If fish is your entree of choice, your wine decision should be based on the style or sauce that you’re serving with your fish.  Basically, if it’s a lightly herbed or lemon based, such as a roasted salmonRoasted Salmon & Asparagus with Lemon Oil (recipe here)  then you want a light, delicate white such as a Chablis, Chenin Blanc or Steel Aged Chardonnay.  My pick fopine ridger this would be the Pine Ridge Chenin Blanc/ Viognier  (This is just a beautiful white to have in your house at all times).
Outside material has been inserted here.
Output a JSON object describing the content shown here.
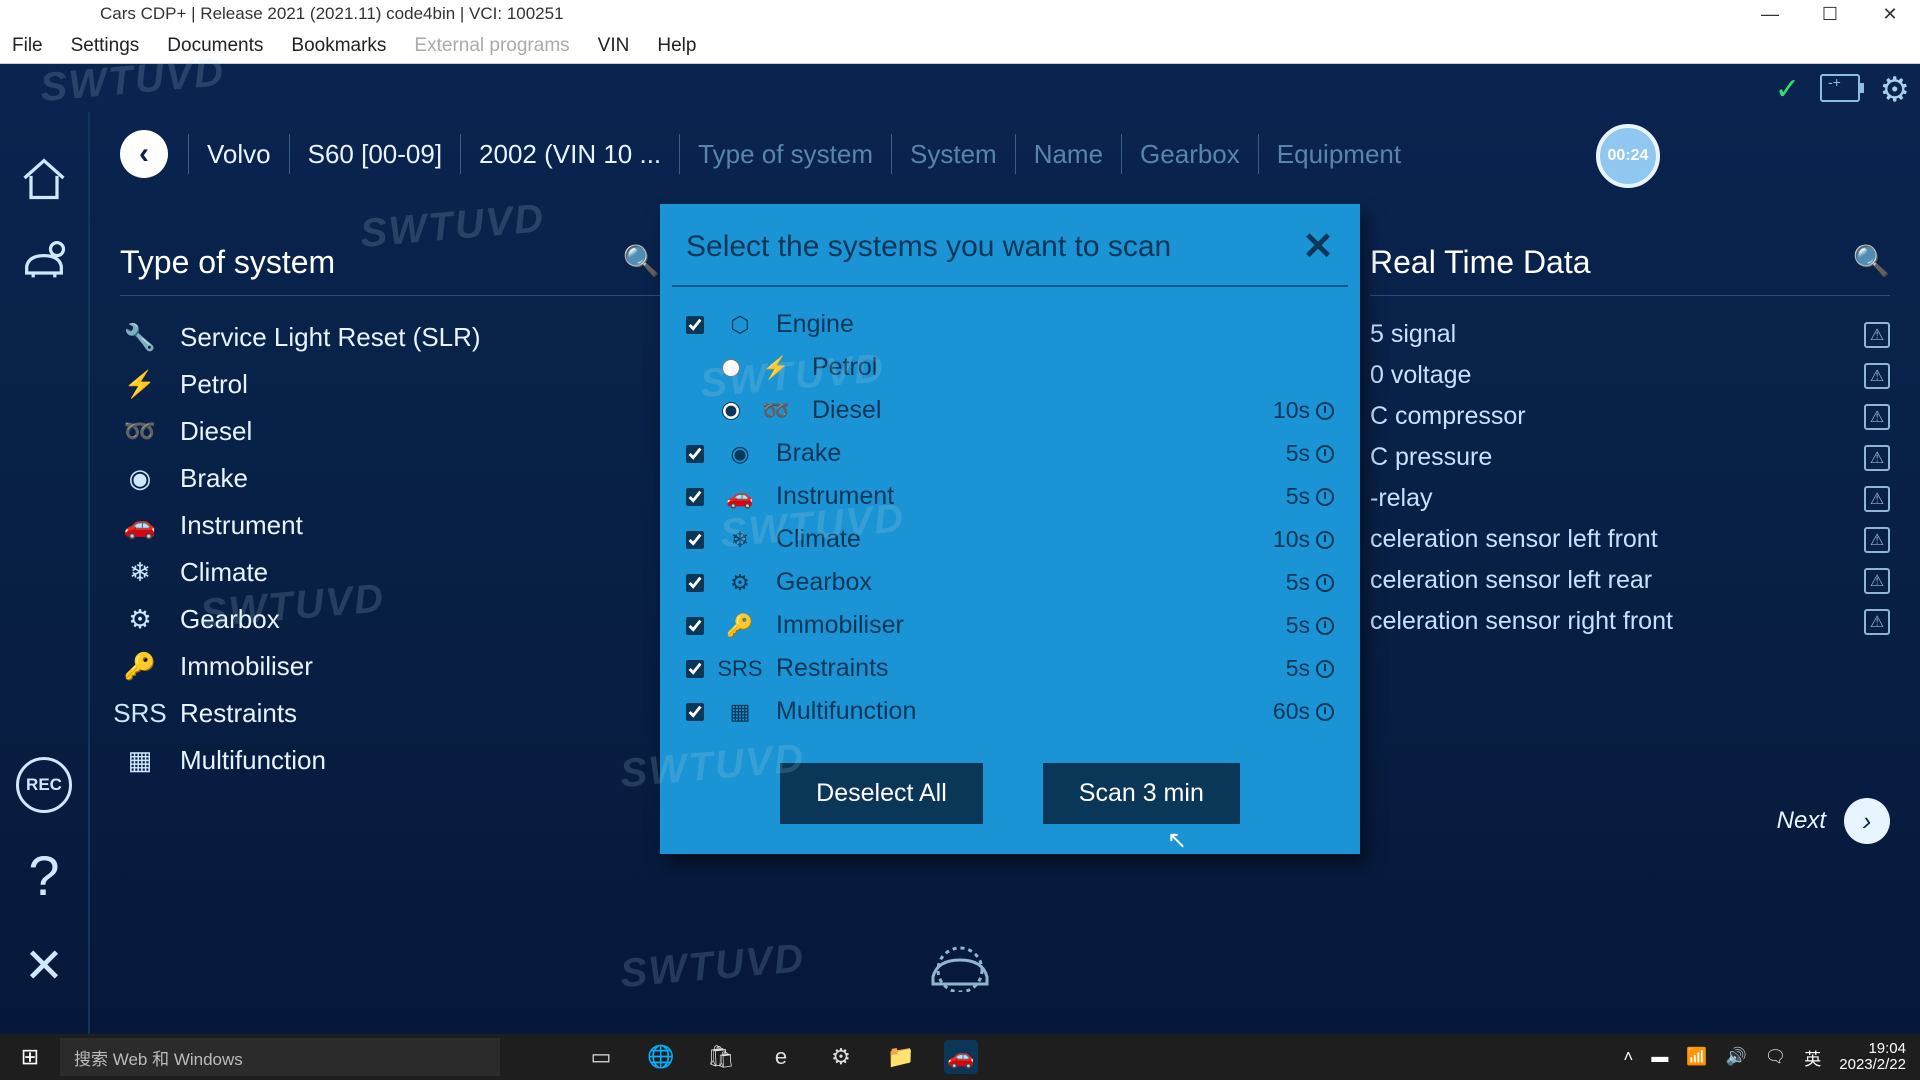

If you’re going with a spicier style of sauce or grilled shellfish (recipe for Spicy Grilled Shrimp here) then you’ll want to go into the more complex whites such as a White Burgundy or Dry Riesling.  Finally, if you’re doing a tomato based sauce then you can get away with a Sangiovese (a true Sangiovese, not a Chianti) or perhaps a Malbec or Pinot Noir.  Choose a red that is robust in flavor but not overly tannic.  Lean towards the dark red fruits.  I would choose a Rosso di Montalcino.  The rules for a Rosso di Montalcino make it a true Sangiovese, not a Chianti which helps to keep the tannis down and the fruit forward.

Now, with all of this Easter entree talk, I don’t want to leave out the Easter brunch cbanfirowd.  Basically, if I was doing an Easter brunch, I would offer either Mimosas (Champagne and Orange Juice)  or a slightly sweet Prosecco as an aperitif before the meal.  Banfi Rosa Regale is a beautiful slightly sweet prosecco that would be a lovely way to start the day.   I like to add a clean, de-stemmed strawberry to the bottom of my glass when serving a Prosecco.

If  you’re going with the quiches, eggs, stratas, then stick with the lighter whites such as a Pinot Grigio,   If you want bubbles, then choose a dry Prosecco such as Mionetto Prosecco DOC Treviso Brut.  The flavors of this Prosecco lean towards peaches and apricots with light hints of lemon and toast. This is a very affordable option and usually available.

If you’re celebrating Easter or not, I hope you have a lovely Sunday this first week in April.  I’m serving ham, what will you be serving?